not know from the prisoner's defence at the Police-court that the French, man brought him the violins for sale—he is not in the pay of the police—I wrote out this conversation in his house, and afterwards as soon as I could—I went to the station before him—I did not have a drink with him then, but on the previous occasion I did so, it was necessary; other people were in the bar—I am sure no one ran out, because I had the door secured—I did not see the Frenchman in the bar.

ELIZABETH EMBACH . I am the wife of John Embach, a baker, of 60, Neal Street, Long Acre, a few doors from the prisoner; I know him by sight—on 13th January, a man who I knew by sight, but whose name I did not know, brought a parcel to me which he said was from Hoffman—it was covered with this sack—the man used frequently to come to our shop from the prisoner for bread—I never heard his name mentioned—he left the parcel with me, and Webber fetched it about 9 p.m.—he is a servant of the prisoner—some weeks before this a square box was left with me, which I have ascertained contained a sewing machine—Hoffman left it, I believe—I gave it to Inspector Conquest, and it was taken away after the bag was taken.

Cross-examined.
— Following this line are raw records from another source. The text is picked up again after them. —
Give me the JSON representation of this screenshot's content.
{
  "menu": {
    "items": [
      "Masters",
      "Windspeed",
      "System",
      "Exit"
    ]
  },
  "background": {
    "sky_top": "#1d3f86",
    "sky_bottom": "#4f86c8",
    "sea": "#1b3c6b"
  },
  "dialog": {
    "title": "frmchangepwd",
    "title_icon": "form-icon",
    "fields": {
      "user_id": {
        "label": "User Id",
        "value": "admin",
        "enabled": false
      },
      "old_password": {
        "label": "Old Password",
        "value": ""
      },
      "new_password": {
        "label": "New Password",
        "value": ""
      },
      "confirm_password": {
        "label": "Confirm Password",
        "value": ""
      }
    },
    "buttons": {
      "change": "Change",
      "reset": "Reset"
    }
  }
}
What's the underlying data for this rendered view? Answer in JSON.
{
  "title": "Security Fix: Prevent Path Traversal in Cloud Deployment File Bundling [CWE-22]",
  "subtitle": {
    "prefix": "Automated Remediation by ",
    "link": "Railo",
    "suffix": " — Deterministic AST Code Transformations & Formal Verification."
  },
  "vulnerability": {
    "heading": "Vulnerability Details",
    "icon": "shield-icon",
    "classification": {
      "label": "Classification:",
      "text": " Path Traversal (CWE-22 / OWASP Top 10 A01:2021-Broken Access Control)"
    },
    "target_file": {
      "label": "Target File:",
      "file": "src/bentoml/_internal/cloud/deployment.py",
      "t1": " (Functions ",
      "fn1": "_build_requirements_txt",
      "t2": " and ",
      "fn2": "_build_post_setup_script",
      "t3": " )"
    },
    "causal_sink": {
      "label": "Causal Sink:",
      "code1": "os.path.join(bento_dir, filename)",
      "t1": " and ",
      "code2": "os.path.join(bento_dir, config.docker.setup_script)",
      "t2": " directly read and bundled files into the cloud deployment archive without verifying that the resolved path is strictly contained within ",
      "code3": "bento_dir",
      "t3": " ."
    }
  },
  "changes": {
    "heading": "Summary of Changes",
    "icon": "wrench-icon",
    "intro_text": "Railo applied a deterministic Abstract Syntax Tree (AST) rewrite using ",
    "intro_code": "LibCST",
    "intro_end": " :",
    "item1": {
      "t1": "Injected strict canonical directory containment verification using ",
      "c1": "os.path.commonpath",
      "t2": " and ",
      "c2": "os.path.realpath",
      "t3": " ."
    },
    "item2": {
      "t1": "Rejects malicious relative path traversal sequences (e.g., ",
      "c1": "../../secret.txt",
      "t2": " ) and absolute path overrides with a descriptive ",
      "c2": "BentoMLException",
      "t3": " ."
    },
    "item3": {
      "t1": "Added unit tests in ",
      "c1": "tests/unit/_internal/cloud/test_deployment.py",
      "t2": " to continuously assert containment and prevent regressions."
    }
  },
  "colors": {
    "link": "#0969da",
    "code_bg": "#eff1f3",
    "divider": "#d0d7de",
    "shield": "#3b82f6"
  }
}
I have known the prisoner eight or ten years, and consider him a respectable man—he has complained of things being stolen, he has not brought other things to me—I never heard anything against his character—he had another public-house before this for a year or two—I do not know whether that was his own, or whether he was a servant in it.

JOHN EMBACH . I am the husband of the last witness—I saw this sack at my house, and saw the head of a fiddle poking out at the top.

Cross-examined. I have known the prisoner ten or twelve years—I never heard anything against him—I have known him keeping public-houses for ten years—I knew him at four houses—I knew he had a license at the last, and I believe he had at others—he complained of things being stolen from his place; a week or a fortnight before he lost several sheets and towels.

THOMAS ARTHUR SHEPHERD . I am housekeeper to Eastlake, Fisher, and Co., 73, Aldermanbury—on l«5th January, between four and five p.m., I left their place with a truck with parcels of leather in it, and an invoice in one of them—I delivered some goods to J. S. Deeds, in Oxford Street, and when I came out about forty minutes past four the parcel of skins in which the invoice was gone—this is the invoice.

JOHN PADDINGTON . I am a carman employed by Davis, the sewing-machine people—on 15th October I took a number of machines to deliver to customers; this is one of them—I had to deliver goods in Bedford Square, leaving it in the closed van, and when I came out it was gone.

Cross-examined. I was driving; there was no boy.

Evidence in Reply.

JOHN CONQUEST (Re-examined). I have known the prisoner for the last five or six years; he has been under my observation a considerable time, and has been seen in the company of thieves—I found some stolen bonds of 1871 in a drawer behind his bar; there is a warrant out against him from the Excise because he did not pay the fine.

Cross-examined. There is no conviction of felony against him; I have not charged him with any offence till now, nor has he been charged, to

my knowledge—I received a communication from the French Police that the bonds were stolen.

Re-examined. We have not been able to get sufficient evidence to charge him.

THOMAS BOWDEN (Re-examined). I first knew the prisoner as a companion of thieves and prostitutes, at the Booth's Head, Charing Cross Road—no license was granted—his brother-in-law took the house, and he was put in as manager—a man named Deverell was summoned and fined for keeping a disorderly house, and harbouring thieves.

Cross-examined. The prisoner was not summoned—a man named Muller took a public-house, and put the prisoner in as manager, and Muller was summoned for serving drink on a Sunday, and I traced eight £5 notes to Hoffman, stolen by a prostitute—he then took a temperance house, The Shades, in Victoria Street, Westminster, and was summoned for selling beer without a license—I have no animosity against him—Mark Van Roller, a German Jew, who was convicted, and had fifteen years, was one of his companions—I have drunk with him frequently in the execution of my duty—I do not know of any convictions against him in England.

GUILTY of Receiving.— Eighteen Months' Hard Labour.

There were two other indictments against the Prisoner.